Bad grammar: A call to end the passive voice in radiological discourse

The passive voice has been relied on much too often by radiologists … 

Oops, let me write that again …

Radiologists rely on the passive voice much too often and should use the active voice whenever possible, according to a recent article published in Academic Radiology.

The authors of the article—Richard B. Gunderman, MD, from the Indiana University School of Medicine’s department of radiology, and Laura A. Steinmeyer, a medical student at Indiana University—say the passive voice “appears to dominate” radiological discourse, and it could be having a negative effect on the specialty as a whole.

“We argue that the quality of writing in radiology—and by extension, the quality of thinking in the field—could be improved by shifting the balance toward greater reliance on active voice,” Gunderman and Steinmeyer wrote.

The authors provided a quick refresher course about the difference between the passive and active voices. If a writer is using the passive voice, they explained, the subject of the sentence is acted on (“The ball was kicked by Amelia”). But if a writer is using the active voice, the subject of the sentence is the actor (“Amelia kicked the ball”).

Citing such sources as The Elements of StyleThe Columbia Guide to Standard American English, and George Orwell, the authors said the passive voice has been a bit of a punching bag for many years.

“Many good writers and English instructors warn against the use of the passive voice because it tends to make sentences seem awkward, flat, and unengaging,” Gunderman and Steinmeyer wrote.

But radiologists (and other physicians) continue to write and speak in the passive voice, and the authors wrote that some reasons for doing so make more sense than others. For instance, one understandable reason for a physician to use the passive voice is that they may want to put all the reader’s attention on the patient and the patient’s care.  

“In many cases, writers may simply assume that the identity of the agent is understood, and what is really interesting about the narrative is the particular procedure, equipment, or supplies that the agent chose to use in the patient's care,” Gunderman and Steinmeyer wrote.

Choosing the passive voice can also lead to less repetition of personal pronouns, so physicians may use it for that reason.

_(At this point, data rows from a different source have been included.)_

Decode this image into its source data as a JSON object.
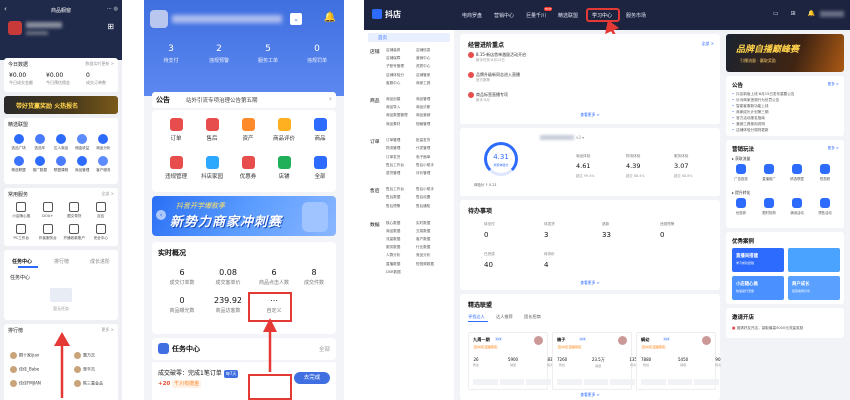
{
  "p1": {
    "title": "商品橱窗",
    "tools": "⋯ ◎",
    "today_hd": "今日数据",
    "today_more": "数据实时更新 >",
    "stats": [
      {
        "value": "¥0.00",
        "label": "今日成交金额"
      },
      {
        "value": "¥0.00",
        "label": "今日预估佣金"
      },
      {
        "value": "0",
        "label": "成交订单数"
      }
    ],
    "banner": "带好货赢奖励  火热报名",
    "svc_hd": "精选联盟",
    "svc": [
      "选品广场",
      "选品车",
      "达人商品",
      "佣金收益",
      "商品分析",
      "精选联盟",
      "推广数据",
      "联盟课程",
      "商品管理",
      "客户服务"
    ],
    "common_hd": "常用服务",
    "common_more": "全部 >",
    "common": [
      "小店随心推",
      "DOU+",
      "图文带货",
      "百应",
      "PC工作台",
      "作者服务台",
      "开通收款账户",
      "安全中心"
    ],
    "tab_task": "任务中心",
    "tab_rank": "排行榜",
    "tab_grow": "成长进阶",
    "task_hd": "任务中心",
    "task_empty": "暂无任务",
    "rank_hd": "排行榜",
    "rank_more": "更多 >",
    "ranks": [
      {
        "name": "桐十家ijian",
        "right": "惠万吉"
      },
      {
        "name": "佳佳_Babe",
        "right": "翠丰吉"
      },
      {
        "name": "佳佳FMJIAN",
        "right": "陈三喜金品"
      }
    ]
  },
  "p2": {
    "bell": "🔔",
    "stats": [
      {
        "value": "3",
        "label": "待支付"
      },
      {
        "value": "2",
        "label": "违规预警"
      },
      {
        "value": "5",
        "label": "服务工单"
      },
      {
        "value": "0",
        "label": "违规罚单"
      }
    ],
    "notice_title": "公告",
    "notice_msg": "站外引流专项治理公告第五期",
    "grid": [
      {
        "label": "订单",
        "color": "#e84d4d"
      },
      {
        "label": "售后",
        "color": "#e84d4d"
      },
      {
        "label": "资产",
        "color": "#ff8a2a"
      },
      {
        "label": "商品评价",
        "color": "#ffb020"
      },
      {
        "label": "商品",
        "color": "#2d6bff"
      },
      {
        "label": "违规管理",
        "color": "#e84d4d"
      },
      {
        "label": "抖店家园",
        "color": "#2da8ff"
      },
      {
        "label": "优惠券",
        "color": "#e84d4d"
      },
      {
        "label": "店铺",
        "color": "#20b05a"
      },
      {
        "label": "全部",
        "color": "#2d6bff"
      }
    ],
    "banner_small": "抖音开学爆款季",
    "banner_big": "新势力商家冲刺赛",
    "rt_hd": "实时概况",
    "rt": [
      {
        "value": "6",
        "label": "成交订单数"
      },
      {
        "value": "0.08",
        "label": "成交客单价"
      },
      {
        "value": "6",
        "label": "商品点击人数"
      },
      {
        "value": "8",
        "label": "成交件数"
      },
      {
        "value": "0",
        "label": "商品曝光数"
      },
      {
        "value": "239.92",
        "label": "商品访客数"
      },
      {
        "value": "⋯",
        "label": "自定义"
      }
    ],
    "task_hd": "任务中心",
    "task_all": "全部",
    "task_title": "成交破零：完成1笔订单",
    "task_badge": "每7天",
    "task_reward": "+20",
    "task_reward_tag": "千川有赠金",
    "task_btn": "去完成"
  },
  "p3": {
    "logo": "抖店",
    "nav": [
      "电商罗盘",
      "营销中心",
      "巨量千川",
      "精选联盟",
      "学习中心",
      "服务市场"
    ],
    "nav_hot": "HOT",
    "nav_icons": "▭ ⊞ 🔔",
    "home": "首页",
    "groups": [
      {
        "name": "店铺",
        "items": [
          "店铺装修",
          "店铺信息",
          "店铺保障",
          "营销中心",
          "子账号管理",
          "资质中心",
          "店铺体验分",
          "店铺管家",
          "客服中心",
          "商家工具"
        ]
      },
      {
        "name": "商品",
        "items": [
          "商品创建",
          "商品管理",
          "商品导入",
          "商品诊断",
          "商品数据管理",
          "商品营销",
          "商品素材",
          "规格管理"
        ]
      },
      {
        "name": "订单",
        "items": [
          "订单管理",
          "批量发货",
          "物流管理",
          "代发管理",
          "订单发货",
          "电子面单",
          "售后工作台",
          "售后小助手",
          "退货管理",
          "评价管理"
        ]
      },
      {
        "name": "售后",
        "items": [
          "售后工作台",
          "售后小助手",
          "售后数据",
          "售后设置",
          "售后预警",
          "售后通知"
        ]
      },
      {
        "name": "数据",
        "items": [
          "核心数据",
          "实时数据",
          "商品数据",
          "交易数据",
          "流量数据",
          "客户数据",
          "服务数据",
          "行业数据",
          "人群分析",
          "竞品分析",
          "直播数据",
          "短视频数据",
          "DSR数据"
        ]
      }
    ],
    "news_hd": "经营进阶重点",
    "news_more": "全部 >",
    "news": [
      {
        "t": "8.15·新店首单激励活动开启",
        "s": "新手任务·8月12日"
      },
      {
        "t": "品牌升级新同志进入直播",
        "s": "官方推荐"
      },
      {
        "t": "商品标签直播专项",
        "s": "新手·8月"
      }
    ],
    "news_link": "查看更多 >",
    "exp_score": "4.31",
    "exp_score_lbl": "商家体验分",
    "exp_note": "体验分 ↑ 0.21",
    "exp_title": "v3 ▾",
    "exp": [
      {
        "l": "商品体验",
        "v": "4.61",
        "s": "超过 99.4%"
      },
      {
        "l": "物流体验",
        "v": "4.39",
        "s": "超过 88.4%"
      },
      {
        "l": "服务体验",
        "v": "3.07",
        "s": "超过 68.8%"
      }
    ],
    "todo_hd": "待办事项",
    "todo": [
      {
        "l": "待支付",
        "v": "0"
      },
      {
        "l": "待发货",
        "v": "3"
      },
      {
        "l": "退款",
        "v": "33"
      },
      {
        "l": "违规预警",
        "v": "0"
      },
      {
        "l": "已完成",
        "v": "40"
      },
      {
        "l": "待评价",
        "v": "4"
      }
    ],
    "todo_link": "查看更多 >",
    "lm_hd": "精选联盟",
    "lm_tabs": [
      "寻找达人",
      "达人推荐",
      "团长招商"
    ],
    "lm_cards": [
      {
        "name": "九周一期",
        "tag": "LV3",
        "goods": "近30天 直播带货",
        "nums": [
          [
            "26",
            "粉丝"
          ],
          [
            "5900",
            "销量"
          ],
          [
            "83",
            "场次"
          ]
        ]
      },
      {
        "name": "楠子",
        "tag": "LV4",
        "goods": "近30天 直播带货",
        "nums": [
          [
            "7260",
            "粉丝"
          ],
          [
            "23.5万",
            "销量"
          ],
          [
            "135",
            "场次"
          ]
        ]
      },
      {
        "name": "蜗幼",
        "tag": "LV2",
        "goods": "近30天 直播带货",
        "nums": [
          [
            "7880",
            "粉丝"
          ],
          [
            "5450",
            "销量"
          ],
          [
            "90",
            "场次"
          ]
        ]
      }
    ],
    "lm_link": "查看更多 >",
    "r_banner": "品牌自播巅峰赛",
    "r_banner_sub": "引爆流量 · 赢取奖励",
    "ann_hd": "公告",
    "ann_more": "更多 >",
    "anns": [
      "抖店新版上线·8月15日发布重要公告",
      "针对商家违规行为处罚公告",
      "智能客服新功能上线",
      "商家成长计划第三期",
      "官方活动报名指南",
      "营销工具使用说明",
      "店铺体验分规则更新"
    ],
    "yx_hd": "营销玩法",
    "yx_more": "更多 >",
    "yx_sub1": "▸ 获取流量",
    "yx_tools1": [
      "广告投放",
      "直播推广",
      "精选联盟",
      "短视频"
    ],
    "yx_sub2": "▸ 提升转化",
    "yx_tools2": [
      "优惠券",
      "限时抢购",
      "满减活动",
      "预售活动"
    ],
    "case_hd": "优秀案例",
    "cases": [
      {
        "t": "直播间搭建",
        "s": "学习成功经验",
        "c": "#2d6bff"
      },
      {
        "t": "",
        "s": "",
        "c": "#4aa3ff"
      },
      {
        "t": "小店随心推",
        "s": "快速提升流量",
        "c": "#4a90ff"
      },
      {
        "t": "商户成长",
        "s": "经营案例分享",
        "c": "#5aa0ff"
      }
    ],
    "invite_hd": "邀请开店",
    "invite_msg": "邀请好友开店，赢取最高5000元流量奖励"
  },
  "colors": {
    "accent": "#2d6bff",
    "highlight": "#e53935"
  }
}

But even that method has its negative side, the authors wrote, because it can make it hard to know who is doing what if more than one physician is involved in the research or procedure being described.

According to Gunderman and Steinmeyer, “questionable” reasons for using the passive voice include not wanting to place blame for any potential mistakes and—the one they dislike the most —“the fact that nearly everyone seems always to have done it this way.”

Even after focusing on the overuse of the passive voice, the authors understand it’s a hard habit to break. Gunderman told he still finds himself using the passive voice instead of the active from time to time.

“I still find myself using the passive voice, particularly when reporting procedures, though I am working on it,” he said via email. “Since co-authoring the article, I have probably improved somewhat.”

Gunderman also said there are other grammar- and writing-related pet peeves that stand out in his mind. He listed “status/post” and “no evidence of abscess is seen” as some of the many “verbal tics in medicine” that he wishes would go away.

“How we speak reflects the quality of our thought, and by developing better habits of speech, we can improve the quality of education, research, and patient care,” Gunderman said.